As young millennials turn their back on all that glitters, one Dubai-based diamond seller believes that with the right retail concept, diamonds will indeed be forever.
Fergus Appleton, CEO and owner at Dubai Rocks, is hoping that the opening of the region’s first diamond museum will help engage millennials in an industry beset by a bad reputation for ‘blood diamonds’ and competition from synthetically cultivated stones.
“We’re planning a revolutionary retail concept that brings some tangibility and interactive learning to our process,” Appleton told Inc. Arabia.
The new retail concept will, according to him, highlight the worth of naturally-sourced diamonds by charting their journey from mother-nature’s formation, into the hands of highly skilled craftsmen mining, cutting and polishing them.
“We go through a process with the customer [where] we educate them…we talk to them about the ethics of the business. It will show you where the rough diamond was mined, what it looks like, where it got sold, and what happens to it before it ends up in a ring.
According to Appleton, this will engage people in not just the products, but in the industry in a way that they haven’t been able to do before.
Their new retail concept will replicate diamond museums in Bruges and Amsterdam, which offer diamond polishing shows, and treasure chambers of precious diamond collections dating as far back at the 16th century.
The museum will be composed of different sections that aim to recreate the sensory experience offered in lavish department stores such as London’s Selfridges, he added.

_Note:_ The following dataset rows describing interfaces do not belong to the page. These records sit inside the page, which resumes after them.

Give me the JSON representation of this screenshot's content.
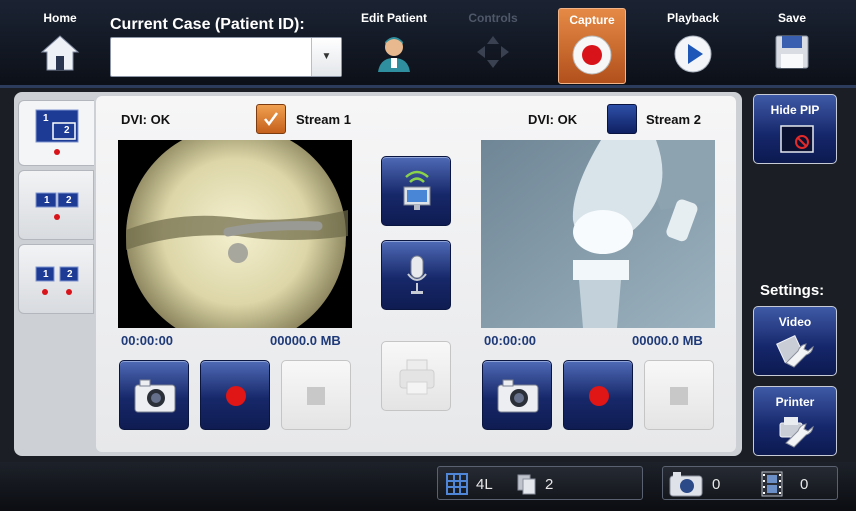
{
  "topbar": {
    "home_label": "Home",
    "case_label": "Current Case (Patient ID):",
    "case_value": "",
    "edit_patient_label": "Edit Patient",
    "controls_label": "Controls",
    "capture_label": "Capture",
    "playback_label": "Playback",
    "save_label": "Save"
  },
  "streams": [
    {
      "dvi": "DVI: OK",
      "name": "Stream 1",
      "checked": true,
      "time": "00:00:00",
      "size": "00000.0 MB"
    },
    {
      "dvi": "DVI: OK",
      "name": "Stream 2",
      "checked": false,
      "time": "00:00:00",
      "size": "00000.0 MB"
    }
  ],
  "layouts": [
    {
      "id": "pip",
      "label_a": "1",
      "label_b": "2"
    },
    {
      "id": "side-by-side",
      "label_a": "1",
      "label_b": "2"
    },
    {
      "id": "split",
      "label_a": "1",
      "label_b": "2"
    }
  ],
  "side": {
    "hide_pip_label": "Hide PIP",
    "settings_label": "Settings:",
    "video_label": "Video",
    "printer_label": "Printer"
  },
  "status": {
    "layout_value": "4L",
    "copies_value": "2",
    "photo_count": "0",
    "video_count": "0"
  },
  "colors": {
    "accent": "#c9601f",
    "button_blue": "#1b2d74",
    "record_red": "#e01515"
  }
}
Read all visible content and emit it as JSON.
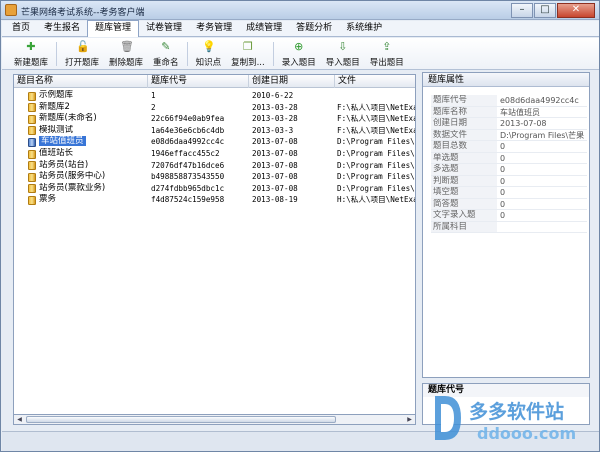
{
  "window": {
    "title": "芒果网络考试系统--考务客户端"
  },
  "menu": [
    {
      "label": "首页",
      "active": false
    },
    {
      "label": "考生报名",
      "active": false
    },
    {
      "label": "题库管理",
      "active": true
    },
    {
      "label": "试卷管理",
      "active": false
    },
    {
      "label": "考务管理",
      "active": false
    },
    {
      "label": "成绩管理",
      "active": false
    },
    {
      "label": "答题分析",
      "active": false
    },
    {
      "label": "系统维护",
      "active": false
    }
  ],
  "toolbar": [
    {
      "label": "新建题库",
      "icon": "plus-icon",
      "color": "#3aa43a"
    },
    {
      "label": "打开题库",
      "icon": "lock-icon",
      "color": "#d69a1e"
    },
    {
      "label": "删除题库",
      "icon": "trash-icon",
      "color": "#777777"
    },
    {
      "label": "重命名",
      "icon": "pencil-icon",
      "color": "#3d8a3d"
    },
    {
      "label": "知识点",
      "icon": "bulb-icon",
      "color": "#e2b62c"
    },
    {
      "label": "复制到...",
      "icon": "copy-icon",
      "color": "#6a9a3a"
    },
    {
      "label": "录入题目",
      "icon": "add-circle-icon",
      "color": "#2f9a2f"
    },
    {
      "label": "导入题目",
      "icon": "import-icon",
      "color": "#3a8a3a"
    },
    {
      "label": "导出题目",
      "icon": "export-icon",
      "color": "#3a8a3a"
    }
  ],
  "table": {
    "columns": [
      "题目名称",
      "题库代号",
      "创建日期",
      "文件"
    ],
    "rows": [
      {
        "name": "示例题库",
        "code": "1",
        "date": "2010-6-22",
        "file": ""
      },
      {
        "name": "新题库2",
        "code": "2",
        "date": "2013-03-28",
        "file": "F:\\私人\\项目\\NetExa"
      },
      {
        "name": "新题库(未命名)",
        "code": "22c66f94e0ab9fea",
        "date": "2013-03-28",
        "file": "F:\\私人\\项目\\NetExa"
      },
      {
        "name": "模拟测试",
        "code": "1a64e36e6cb6c4db",
        "date": "2013-03-3",
        "file": "F:\\私人\\项目\\NetExa"
      },
      {
        "name": "车站值班员",
        "code": "e08d6daa4992cc4c",
        "date": "2013-07-08",
        "file": "D:\\Program Files\\芒",
        "selected": true
      },
      {
        "name": "值班站长",
        "code": "1946effacc455c2",
        "date": "2013-07-08",
        "file": "D:\\Program Files\\芒"
      },
      {
        "name": "站务员(站台)",
        "code": "72076df47b16dce6",
        "date": "2013-07-08",
        "file": "D:\\Program Files\\芒"
      },
      {
        "name": "站务员(服务中心)",
        "code": "b498858873543550",
        "date": "2013-07-08",
        "file": "D:\\Program Files\\芒"
      },
      {
        "name": "站务员(票款业务)",
        "code": "d274fdbb965dbc1c",
        "date": "2013-07-08",
        "file": "D:\\Program Files\\芒"
      },
      {
        "name": "票务",
        "code": "f4d87524c159e958",
        "date": "2013-08-19",
        "file": "H:\\私人\\项目\\NetExa"
      }
    ]
  },
  "properties": {
    "title": "题库属性",
    "items": [
      {
        "key": "题库代号",
        "value": "e08d6daa4992cc4c"
      },
      {
        "key": "题库名称",
        "value": "车站值班员"
      },
      {
        "key": "创建日期",
        "value": "2013-07-08"
      },
      {
        "key": "数据文件",
        "value": "D:\\Program Files\\芒果"
      },
      {
        "key": "题目总数",
        "value": "0"
      },
      {
        "key": "单选题",
        "value": "0"
      },
      {
        "key": "多选题",
        "value": "0"
      },
      {
        "key": "判断题",
        "value": "0"
      },
      {
        "key": "填空题",
        "value": "0"
      },
      {
        "key": "简答题",
        "value": "0"
      },
      {
        "key": "文字录入题",
        "value": "0"
      },
      {
        "key": "所属科目",
        "value": ""
      }
    ]
  },
  "description": {
    "title": "题库代号"
  },
  "watermark": {
    "main": "多多软件站",
    "sub": "ddooo.com"
  }
}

A floor plan seen by Inc. Arabia maps out a centerpiece diamond bar, showcasing a selection of real diamonds of differing shapes and colors.
Appleton will also have replicas of the most famous diamonds such as the largest cut diamond in the world, the Cullinan (also known as the Star of Africa); the priceless, colorless Koh-i-Noor diamond set in the Queen Mother’s crown in Britain; and the world’s largest black diamond.
Another section is equipped with ‘black boxes’ where visitors would get to explore themes such as ‘diamond fluorescence,’ the soft glow emitted after a gem has been exposed to UV light.
“We are going to have things in here that are interactive so people can get hand-on experience understanding what different dynamics of the diamond are about,” he said.
Another area will be dedicated to local designers in partnership with a local design school: “Every single month we’re going to have students there who would create their designs, and we make it for them. So there’s a local influence in there.”
The store opening in September will target a range of customers from those shopping for billionaire bling to simple diamond sparkler engagement rings.
Appleton set up his hybrid-online diamond store, Dubai Rocks, in 2013, that offers custom made diamond jewelry at a third of high street prices, by saving on retail space and VAT, he said.
His store, according to him, is a diamond in the rough in Dubai, where aggressive haggling in diamond districts, such as the Dubai Gold and Diamond Park, is the price of doing business here.
“If you come to us and haven’t got a clue what you’re doing, and we know you haven’t got a clue, you’ll still get a great deal.”